Stories indexed with the term ‘Ann Arbor/Ypsilanti Reads’

What Makes Life Worth Living?

George Dawson packed a lot of living into his 105 years, but it wasn’t until he learned to read and write at the age of 98 that he realized two longtime dreams: reading the Bible and writing his name.

Karessa Dawson Lang

Karessa Dawson Lang talks to reading students at the Family Learning Institute last Saturday about her grandfather, George Dawson, who learned to read at age 98. (Photo by the writer.)

Last Saturday, at Ann Arbor’s Family Learning Institute, Dawson’s granddaughter, Karessa Dawson Lang spoke to a group of reading students about her grandfather.

She told them he’d said, ”People have read the Bible to me all my life, but I wanted to read it for myself.” When he was finally able to read the Bible for himself, Lang told the children, “For him, that was the greatest accomplishment of all time. Besides writing his name. Which was huge.”

The visit to FLI was part of two days of activities for Lang and her sister, Mashelle Dawson, involving their late grandfather’s 2000 autobiography, “Life Is So Good,” the featured book of Ann Arbor/Ypsilanti Reads. The two flew up to Ann Arbor from Texas last week.

Launched in 2003 by the University of Michigan Life Sciences & Society Program and now co-sponsored by the Ann Arbor and Ypsilanti district libraries, Ann Arbor/Ypsilanti Reads promotes reading and civic dialogue through reading and discussing a common book. The program’s theme this year is “What Makes Life Worth Living?” [Full Story]

Three Books on Short List for ‘Ann Arbor/Ypsilanti Reads’

Organizers for the 2009 Ann Arbor/Ypsilanti Reads program picked a pretty ambitious theme – “The Universe: Yours to Discover.” (Oh, they mean literally the universe, not as in “a universe of possibilities.” Got it.)
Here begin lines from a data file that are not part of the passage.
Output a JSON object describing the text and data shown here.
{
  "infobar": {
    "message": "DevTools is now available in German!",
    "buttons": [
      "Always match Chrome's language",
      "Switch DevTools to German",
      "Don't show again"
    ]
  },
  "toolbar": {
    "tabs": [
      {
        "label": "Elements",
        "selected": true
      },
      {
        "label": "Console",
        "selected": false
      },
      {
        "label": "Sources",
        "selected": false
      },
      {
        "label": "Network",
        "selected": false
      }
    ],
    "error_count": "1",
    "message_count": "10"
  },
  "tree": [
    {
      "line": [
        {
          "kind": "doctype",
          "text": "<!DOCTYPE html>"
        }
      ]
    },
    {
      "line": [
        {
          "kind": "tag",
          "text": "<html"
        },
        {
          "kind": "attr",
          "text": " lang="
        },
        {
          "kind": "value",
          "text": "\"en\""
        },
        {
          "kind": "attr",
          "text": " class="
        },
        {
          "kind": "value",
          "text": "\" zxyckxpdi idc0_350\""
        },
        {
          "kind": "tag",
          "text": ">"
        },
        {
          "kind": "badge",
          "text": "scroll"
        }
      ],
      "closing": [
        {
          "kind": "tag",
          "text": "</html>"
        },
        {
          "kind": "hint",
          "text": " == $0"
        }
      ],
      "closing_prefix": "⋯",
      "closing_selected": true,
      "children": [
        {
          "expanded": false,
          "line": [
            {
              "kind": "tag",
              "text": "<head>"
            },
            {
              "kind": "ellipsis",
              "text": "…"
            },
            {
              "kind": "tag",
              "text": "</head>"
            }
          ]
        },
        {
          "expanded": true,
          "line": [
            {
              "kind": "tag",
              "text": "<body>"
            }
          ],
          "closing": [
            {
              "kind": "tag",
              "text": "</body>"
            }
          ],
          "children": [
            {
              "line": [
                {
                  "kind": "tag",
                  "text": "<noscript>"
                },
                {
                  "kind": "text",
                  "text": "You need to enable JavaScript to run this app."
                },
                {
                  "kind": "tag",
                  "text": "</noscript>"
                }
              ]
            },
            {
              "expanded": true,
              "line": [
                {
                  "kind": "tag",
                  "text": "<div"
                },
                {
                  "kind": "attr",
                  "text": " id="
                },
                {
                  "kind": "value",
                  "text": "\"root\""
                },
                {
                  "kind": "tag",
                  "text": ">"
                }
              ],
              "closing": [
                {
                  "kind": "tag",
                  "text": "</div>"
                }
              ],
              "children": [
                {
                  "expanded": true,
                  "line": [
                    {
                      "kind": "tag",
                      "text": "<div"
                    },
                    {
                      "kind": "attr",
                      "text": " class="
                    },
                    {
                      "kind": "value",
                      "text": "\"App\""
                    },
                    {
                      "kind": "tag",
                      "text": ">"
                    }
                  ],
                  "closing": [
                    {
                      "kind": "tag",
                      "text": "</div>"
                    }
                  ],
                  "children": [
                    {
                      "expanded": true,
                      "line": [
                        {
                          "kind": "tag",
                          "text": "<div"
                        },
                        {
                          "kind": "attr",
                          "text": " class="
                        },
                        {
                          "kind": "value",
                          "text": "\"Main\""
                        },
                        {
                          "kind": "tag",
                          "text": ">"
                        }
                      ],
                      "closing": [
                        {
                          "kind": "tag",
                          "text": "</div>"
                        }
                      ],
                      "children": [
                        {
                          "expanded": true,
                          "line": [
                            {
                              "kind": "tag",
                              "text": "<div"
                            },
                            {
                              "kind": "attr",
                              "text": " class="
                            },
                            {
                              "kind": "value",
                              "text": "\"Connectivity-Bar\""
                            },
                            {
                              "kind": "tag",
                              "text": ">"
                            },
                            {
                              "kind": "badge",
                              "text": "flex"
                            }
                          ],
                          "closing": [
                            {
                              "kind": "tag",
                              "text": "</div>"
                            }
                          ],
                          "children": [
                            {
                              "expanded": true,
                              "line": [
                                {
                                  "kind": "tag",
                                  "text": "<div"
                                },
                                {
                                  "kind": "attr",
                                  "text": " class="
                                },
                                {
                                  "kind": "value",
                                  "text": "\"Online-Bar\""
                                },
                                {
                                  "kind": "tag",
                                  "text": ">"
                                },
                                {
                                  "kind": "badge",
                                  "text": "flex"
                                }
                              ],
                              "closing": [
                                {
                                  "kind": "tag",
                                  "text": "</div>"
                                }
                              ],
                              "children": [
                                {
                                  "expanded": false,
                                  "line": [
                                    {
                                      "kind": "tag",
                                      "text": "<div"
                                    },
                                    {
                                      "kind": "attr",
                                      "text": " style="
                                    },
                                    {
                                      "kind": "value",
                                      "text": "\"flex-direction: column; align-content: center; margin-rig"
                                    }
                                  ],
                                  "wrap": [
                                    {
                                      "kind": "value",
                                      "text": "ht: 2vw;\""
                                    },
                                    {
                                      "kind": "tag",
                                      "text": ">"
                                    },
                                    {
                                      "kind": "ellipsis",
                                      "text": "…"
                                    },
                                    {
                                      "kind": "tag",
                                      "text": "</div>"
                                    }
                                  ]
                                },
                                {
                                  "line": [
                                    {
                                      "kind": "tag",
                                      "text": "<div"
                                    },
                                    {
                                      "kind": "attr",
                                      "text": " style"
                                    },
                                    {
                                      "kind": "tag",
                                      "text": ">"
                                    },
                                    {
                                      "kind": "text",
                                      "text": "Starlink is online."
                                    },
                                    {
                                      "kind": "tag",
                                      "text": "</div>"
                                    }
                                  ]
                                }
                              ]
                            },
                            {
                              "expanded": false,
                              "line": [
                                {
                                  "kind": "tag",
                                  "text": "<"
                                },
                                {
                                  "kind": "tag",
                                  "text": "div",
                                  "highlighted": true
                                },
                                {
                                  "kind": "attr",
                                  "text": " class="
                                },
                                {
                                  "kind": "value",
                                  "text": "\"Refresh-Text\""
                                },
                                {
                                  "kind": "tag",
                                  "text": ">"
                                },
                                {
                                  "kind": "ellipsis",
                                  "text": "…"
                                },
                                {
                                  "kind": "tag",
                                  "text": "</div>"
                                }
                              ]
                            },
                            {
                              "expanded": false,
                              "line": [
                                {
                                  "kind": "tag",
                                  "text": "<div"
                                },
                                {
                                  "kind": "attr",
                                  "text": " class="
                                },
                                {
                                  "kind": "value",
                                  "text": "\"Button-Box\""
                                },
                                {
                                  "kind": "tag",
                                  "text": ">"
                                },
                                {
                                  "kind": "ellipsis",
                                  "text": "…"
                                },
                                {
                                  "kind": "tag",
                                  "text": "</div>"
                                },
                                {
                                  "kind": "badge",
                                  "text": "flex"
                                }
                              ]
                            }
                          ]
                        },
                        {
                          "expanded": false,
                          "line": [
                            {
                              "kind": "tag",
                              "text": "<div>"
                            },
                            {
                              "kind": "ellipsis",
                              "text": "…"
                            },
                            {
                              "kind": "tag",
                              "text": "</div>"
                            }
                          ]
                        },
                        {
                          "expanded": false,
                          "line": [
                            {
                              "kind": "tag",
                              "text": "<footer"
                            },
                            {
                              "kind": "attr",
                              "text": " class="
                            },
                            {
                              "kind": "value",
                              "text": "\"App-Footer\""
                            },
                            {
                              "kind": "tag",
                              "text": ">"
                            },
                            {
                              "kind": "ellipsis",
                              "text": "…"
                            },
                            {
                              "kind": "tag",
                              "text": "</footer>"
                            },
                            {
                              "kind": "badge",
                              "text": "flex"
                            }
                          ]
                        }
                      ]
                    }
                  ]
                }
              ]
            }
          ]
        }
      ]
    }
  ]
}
A committee has narrowed the choice of books to three, and is asking people in the community to give feedback before they select the official 2009 title. Here’s what made their short list (the quoted texts are excerpts from descriptions of the books on the AAYR website):

  • “Seeing In The Dark: How Amateur Astronomers Are Discovering the Wonders of the Universe,” by Timothy Ferris. AAYR says this book is “a poetic love letter to science and to the skies,” but it’s clear his work is also stuffed with … [Full Story]